[WHAT TO DO] Whenever the string "icon" turns up in a line of the data below, copy that line.

____ DATASET ENTRIES

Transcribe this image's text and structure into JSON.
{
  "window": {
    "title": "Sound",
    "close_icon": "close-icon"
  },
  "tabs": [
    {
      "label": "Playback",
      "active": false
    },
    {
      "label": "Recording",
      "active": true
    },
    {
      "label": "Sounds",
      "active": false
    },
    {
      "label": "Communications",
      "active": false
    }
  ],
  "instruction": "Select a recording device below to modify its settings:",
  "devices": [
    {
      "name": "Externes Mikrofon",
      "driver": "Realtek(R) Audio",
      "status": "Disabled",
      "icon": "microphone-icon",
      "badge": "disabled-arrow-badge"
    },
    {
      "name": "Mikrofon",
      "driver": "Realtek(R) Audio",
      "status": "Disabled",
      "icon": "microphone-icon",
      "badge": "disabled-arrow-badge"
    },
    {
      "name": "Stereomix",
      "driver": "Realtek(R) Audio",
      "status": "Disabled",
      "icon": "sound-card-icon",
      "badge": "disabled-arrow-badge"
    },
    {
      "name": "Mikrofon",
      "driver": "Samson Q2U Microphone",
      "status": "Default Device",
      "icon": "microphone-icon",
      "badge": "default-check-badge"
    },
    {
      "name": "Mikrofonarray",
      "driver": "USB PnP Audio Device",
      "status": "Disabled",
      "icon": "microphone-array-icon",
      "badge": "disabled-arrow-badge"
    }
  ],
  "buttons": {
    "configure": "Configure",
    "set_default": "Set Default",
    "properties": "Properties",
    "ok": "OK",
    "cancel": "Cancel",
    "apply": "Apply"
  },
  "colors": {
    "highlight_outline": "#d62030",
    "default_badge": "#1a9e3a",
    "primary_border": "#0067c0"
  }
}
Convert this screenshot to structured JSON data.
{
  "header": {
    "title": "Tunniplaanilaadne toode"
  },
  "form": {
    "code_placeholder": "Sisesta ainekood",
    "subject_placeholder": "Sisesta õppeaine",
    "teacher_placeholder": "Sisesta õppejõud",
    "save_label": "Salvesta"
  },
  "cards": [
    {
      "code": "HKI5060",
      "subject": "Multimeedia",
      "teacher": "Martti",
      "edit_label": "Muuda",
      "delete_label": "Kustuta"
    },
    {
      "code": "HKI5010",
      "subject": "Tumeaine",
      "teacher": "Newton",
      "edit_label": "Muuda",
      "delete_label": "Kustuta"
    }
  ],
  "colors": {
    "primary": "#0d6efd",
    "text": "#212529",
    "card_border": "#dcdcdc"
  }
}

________
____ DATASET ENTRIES

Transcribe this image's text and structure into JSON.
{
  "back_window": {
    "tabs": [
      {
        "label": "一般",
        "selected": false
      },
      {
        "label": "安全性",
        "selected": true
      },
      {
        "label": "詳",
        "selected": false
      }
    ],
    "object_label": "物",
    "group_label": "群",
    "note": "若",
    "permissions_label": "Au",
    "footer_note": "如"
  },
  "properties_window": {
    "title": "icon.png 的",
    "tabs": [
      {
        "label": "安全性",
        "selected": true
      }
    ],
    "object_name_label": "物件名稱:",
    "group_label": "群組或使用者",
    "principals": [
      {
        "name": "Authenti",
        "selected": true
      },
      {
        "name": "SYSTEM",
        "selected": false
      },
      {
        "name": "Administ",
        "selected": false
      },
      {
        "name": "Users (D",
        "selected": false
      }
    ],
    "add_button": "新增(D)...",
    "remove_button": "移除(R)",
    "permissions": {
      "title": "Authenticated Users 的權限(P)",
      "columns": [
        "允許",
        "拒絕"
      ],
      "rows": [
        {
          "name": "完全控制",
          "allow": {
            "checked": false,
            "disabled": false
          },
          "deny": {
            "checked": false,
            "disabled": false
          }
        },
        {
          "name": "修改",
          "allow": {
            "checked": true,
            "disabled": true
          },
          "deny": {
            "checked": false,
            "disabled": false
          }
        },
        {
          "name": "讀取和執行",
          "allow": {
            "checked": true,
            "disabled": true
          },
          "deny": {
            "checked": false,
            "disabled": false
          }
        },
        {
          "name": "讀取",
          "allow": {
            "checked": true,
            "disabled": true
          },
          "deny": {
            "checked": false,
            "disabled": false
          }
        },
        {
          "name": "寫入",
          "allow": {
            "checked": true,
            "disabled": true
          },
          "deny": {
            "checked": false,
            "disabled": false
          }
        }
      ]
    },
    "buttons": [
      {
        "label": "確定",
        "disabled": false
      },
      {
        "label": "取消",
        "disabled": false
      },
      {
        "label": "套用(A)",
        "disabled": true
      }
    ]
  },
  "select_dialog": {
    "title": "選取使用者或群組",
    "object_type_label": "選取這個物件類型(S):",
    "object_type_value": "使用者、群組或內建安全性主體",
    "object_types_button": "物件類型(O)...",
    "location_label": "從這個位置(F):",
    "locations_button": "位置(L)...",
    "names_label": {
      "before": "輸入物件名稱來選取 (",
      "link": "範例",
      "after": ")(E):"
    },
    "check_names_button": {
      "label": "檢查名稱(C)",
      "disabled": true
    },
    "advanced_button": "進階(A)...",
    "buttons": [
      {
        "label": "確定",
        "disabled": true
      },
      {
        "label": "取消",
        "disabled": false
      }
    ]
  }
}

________

[EXERCISE ANSWER]
    "close_icon": "close-icon"
      "icon": "microphone-icon",
      "icon": "microphone-icon",
      "icon": "sound-card-icon",
      "icon": "microphone-icon",
      "icon": "microphone-array-icon",
    "title": "icon.png 的",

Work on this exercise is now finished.